§ EXERCISE
Every line in the records below that holds the word "title" is to be copied.
++++++
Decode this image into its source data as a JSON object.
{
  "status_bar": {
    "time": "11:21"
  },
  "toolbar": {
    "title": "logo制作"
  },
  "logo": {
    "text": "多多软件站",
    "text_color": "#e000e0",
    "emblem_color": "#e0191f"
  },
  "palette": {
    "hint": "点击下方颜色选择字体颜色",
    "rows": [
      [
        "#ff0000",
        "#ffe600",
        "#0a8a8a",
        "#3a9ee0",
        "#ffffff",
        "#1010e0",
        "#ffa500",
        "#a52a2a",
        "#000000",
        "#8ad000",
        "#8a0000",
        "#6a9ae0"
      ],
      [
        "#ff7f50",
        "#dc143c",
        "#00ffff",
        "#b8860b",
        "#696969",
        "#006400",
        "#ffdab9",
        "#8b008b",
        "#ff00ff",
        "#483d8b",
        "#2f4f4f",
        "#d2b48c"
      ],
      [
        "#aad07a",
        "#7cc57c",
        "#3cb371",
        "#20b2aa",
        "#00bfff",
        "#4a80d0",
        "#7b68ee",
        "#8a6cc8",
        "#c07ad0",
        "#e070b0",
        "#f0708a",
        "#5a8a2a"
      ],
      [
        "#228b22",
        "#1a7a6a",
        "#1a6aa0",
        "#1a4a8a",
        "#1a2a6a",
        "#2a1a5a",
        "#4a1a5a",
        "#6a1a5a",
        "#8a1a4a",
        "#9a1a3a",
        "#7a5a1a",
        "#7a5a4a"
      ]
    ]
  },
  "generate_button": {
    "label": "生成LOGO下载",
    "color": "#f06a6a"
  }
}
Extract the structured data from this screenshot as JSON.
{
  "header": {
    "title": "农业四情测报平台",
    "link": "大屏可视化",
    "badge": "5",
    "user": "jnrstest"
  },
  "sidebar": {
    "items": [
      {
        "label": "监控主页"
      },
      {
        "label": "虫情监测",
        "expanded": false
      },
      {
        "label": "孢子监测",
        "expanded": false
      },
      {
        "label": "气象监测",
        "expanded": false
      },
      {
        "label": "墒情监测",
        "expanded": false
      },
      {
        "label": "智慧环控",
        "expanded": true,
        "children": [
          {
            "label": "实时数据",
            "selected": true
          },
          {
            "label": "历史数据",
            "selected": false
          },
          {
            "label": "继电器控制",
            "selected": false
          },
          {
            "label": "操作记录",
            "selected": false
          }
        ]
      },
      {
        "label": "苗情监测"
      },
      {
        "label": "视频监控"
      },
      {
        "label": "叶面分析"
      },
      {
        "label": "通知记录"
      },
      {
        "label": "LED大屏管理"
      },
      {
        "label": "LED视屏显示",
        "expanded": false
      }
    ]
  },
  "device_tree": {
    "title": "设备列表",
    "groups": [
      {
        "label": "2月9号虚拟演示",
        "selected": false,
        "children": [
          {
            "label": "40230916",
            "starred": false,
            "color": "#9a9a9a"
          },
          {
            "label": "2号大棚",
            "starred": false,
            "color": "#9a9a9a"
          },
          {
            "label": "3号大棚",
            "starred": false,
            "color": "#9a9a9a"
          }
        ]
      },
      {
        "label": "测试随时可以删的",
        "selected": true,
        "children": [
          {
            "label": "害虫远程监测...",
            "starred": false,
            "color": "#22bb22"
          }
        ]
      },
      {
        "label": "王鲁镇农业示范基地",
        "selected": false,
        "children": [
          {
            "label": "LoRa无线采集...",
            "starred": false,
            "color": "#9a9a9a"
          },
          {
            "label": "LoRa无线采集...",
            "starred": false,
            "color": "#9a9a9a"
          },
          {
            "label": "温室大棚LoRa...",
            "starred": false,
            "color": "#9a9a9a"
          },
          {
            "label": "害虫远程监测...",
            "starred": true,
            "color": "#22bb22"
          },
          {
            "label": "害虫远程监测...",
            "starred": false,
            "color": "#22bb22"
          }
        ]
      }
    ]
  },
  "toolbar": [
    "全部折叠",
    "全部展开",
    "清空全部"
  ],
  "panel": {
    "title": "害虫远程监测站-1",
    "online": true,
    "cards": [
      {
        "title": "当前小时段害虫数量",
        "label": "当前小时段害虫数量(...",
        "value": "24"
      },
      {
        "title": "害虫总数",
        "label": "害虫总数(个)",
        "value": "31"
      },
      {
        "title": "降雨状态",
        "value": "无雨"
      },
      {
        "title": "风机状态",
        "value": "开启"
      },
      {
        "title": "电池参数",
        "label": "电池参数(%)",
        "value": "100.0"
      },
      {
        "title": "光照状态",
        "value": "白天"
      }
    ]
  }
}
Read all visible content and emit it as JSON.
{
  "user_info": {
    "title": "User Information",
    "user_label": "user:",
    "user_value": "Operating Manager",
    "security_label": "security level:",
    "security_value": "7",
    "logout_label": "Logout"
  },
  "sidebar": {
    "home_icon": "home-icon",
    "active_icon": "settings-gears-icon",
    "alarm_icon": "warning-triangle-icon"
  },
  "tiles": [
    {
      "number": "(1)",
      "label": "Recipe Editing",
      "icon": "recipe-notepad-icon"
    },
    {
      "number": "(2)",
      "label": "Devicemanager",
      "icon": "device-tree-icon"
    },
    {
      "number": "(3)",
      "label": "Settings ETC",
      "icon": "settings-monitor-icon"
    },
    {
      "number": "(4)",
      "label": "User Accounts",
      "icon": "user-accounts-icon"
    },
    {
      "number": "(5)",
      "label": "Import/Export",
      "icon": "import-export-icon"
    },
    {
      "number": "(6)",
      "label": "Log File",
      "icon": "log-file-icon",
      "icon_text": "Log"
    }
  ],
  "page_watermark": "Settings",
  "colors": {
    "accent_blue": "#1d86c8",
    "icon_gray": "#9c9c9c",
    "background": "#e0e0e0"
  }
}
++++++
§ RESULT
    "title": "logo制作"
    "title": "农业四情测报平台",
    "title": "设备列表",
    "title": "害虫远程监测站-1",
        "title": "当前小时段害虫数量",
        "title": "害虫总数",
        "title": "降雨状态",
        "title": "风机状态",
        "title": "电池参数",
        "title": "光照状态",
    "title": "User Information",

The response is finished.